"These sugars act similarly to regular table sugar in the blood," Eid continues. "When sugary drinks are consumed in excess, the sugar quickly lands in the bloodstream and skyrockets your blood sugar. This rapid rise in blood sugar alarms the body to turn on all blood sugar-lowering mechanisms, including the urinary excretion of sugar. This is especially true if you drink sugar on an empty stomach. If you enjoy fruit juices, such as orange or apple juice, I encourage you to consume about 4 to 8-ounces with meals and consider diluting it with unsweetened sparkling water."



"Drinking coffee in the afternoon could be doing more to your body and health than just keeping you up in the evenings,"says  Trista Best, MPH, RD, LD at Balance One Supplements. "Coffee at this time of day typically means an increased consumption of the beverage, which could also be dehydrating you."

Not enjoying an afternoon pick-me-up in the form of a coffee sounds terrible, but you can end up mitigating some of the water loss.

"Coffee and caffeine get a bad rap for leading to this state of dehydration, but the key factor is water intake," Best continues. "Anyone considering reducing their coffee or caffeine intake should first evaluate the amount of water they consume. A safe and healthy balance can be struck between the two beverages. As a rule of thumb to prevent dehydration you will want to drink a cup of water with every cup of coffee or caffeinated beverage."

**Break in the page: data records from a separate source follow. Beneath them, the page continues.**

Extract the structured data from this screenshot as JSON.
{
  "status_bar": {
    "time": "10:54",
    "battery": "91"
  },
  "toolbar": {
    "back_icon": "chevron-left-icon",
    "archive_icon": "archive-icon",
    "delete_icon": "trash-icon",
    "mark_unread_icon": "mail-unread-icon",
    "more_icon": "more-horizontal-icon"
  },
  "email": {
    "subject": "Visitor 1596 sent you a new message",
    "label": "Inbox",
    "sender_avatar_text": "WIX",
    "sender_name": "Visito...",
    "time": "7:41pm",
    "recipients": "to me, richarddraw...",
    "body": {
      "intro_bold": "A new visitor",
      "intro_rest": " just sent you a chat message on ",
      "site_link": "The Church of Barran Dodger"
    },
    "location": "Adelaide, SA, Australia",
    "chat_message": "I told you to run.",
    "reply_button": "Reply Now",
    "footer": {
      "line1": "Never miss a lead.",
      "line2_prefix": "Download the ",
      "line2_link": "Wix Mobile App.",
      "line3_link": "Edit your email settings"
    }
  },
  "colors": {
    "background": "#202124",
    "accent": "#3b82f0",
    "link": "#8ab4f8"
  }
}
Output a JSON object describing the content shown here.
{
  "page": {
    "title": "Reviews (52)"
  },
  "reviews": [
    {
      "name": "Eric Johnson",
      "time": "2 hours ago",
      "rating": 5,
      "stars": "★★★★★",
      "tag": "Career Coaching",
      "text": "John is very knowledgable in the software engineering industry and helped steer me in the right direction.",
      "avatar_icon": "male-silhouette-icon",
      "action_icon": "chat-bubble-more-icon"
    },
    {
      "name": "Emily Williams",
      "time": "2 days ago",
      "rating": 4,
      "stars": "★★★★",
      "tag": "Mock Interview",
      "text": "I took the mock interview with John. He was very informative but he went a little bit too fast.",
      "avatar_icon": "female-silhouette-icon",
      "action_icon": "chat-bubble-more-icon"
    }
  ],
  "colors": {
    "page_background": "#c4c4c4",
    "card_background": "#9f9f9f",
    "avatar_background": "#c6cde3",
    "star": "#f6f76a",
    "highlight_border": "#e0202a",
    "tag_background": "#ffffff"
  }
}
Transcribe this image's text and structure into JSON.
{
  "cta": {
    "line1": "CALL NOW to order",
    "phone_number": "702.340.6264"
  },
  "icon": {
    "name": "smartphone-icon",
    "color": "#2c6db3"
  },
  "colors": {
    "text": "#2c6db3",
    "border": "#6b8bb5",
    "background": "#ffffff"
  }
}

While coffee has the potential to leave you feeling that much more thirsty, it's not all bad. Some have asked if Coffee is Just as Healthy as Tea, and a lot can be said for the drink.

Energy drinks

energy drinks

Just like soda, energy drinks pack in the sugar, but also double up on caffeine and other chemicals that can end up dehydrating you in the long run.

"According to the CDC, energy drinks can not only cause adverse health effects but can be dehydrating, too," says Johna Burdeos, RD. "That's because energy drinks typically contain high amounts of caffeine, sugar, and other chemicals and additives. In a recent systemic review and meta-analysis published in Sports Health, researchers looked at the potential for adverse effects of energy drink consumption. They reviewed 32 studies with 96,549 participants and found several adverse events including increased urination—which was the most frequently reported kidney-related event."

Iced tea

woman drinking iced tea

Nothing sounds as refreshing as drinking a tall, cool glass of iced tea on the porch during a hot summer day. While this mental image sounds amazing, the reality might leave you feeling more dried out than you anticipated.

"Drinks with sugar and caffeine will typically dehydrate you," says Shena Jaramillo MS, RD. "Some drinks people may not expect to dehydrate you are beverages like iced tea. These drinks are frequently associated with being "thirst quenchers" but in reality may lead to needing even more hydration."

If you love to get your iced tea from the store, make sure you stay away from The Unhealthiest Bottled Iced Teas on the Planet.

Erich Barganier
Erich Barganier is a health and food writer. Read more about Erich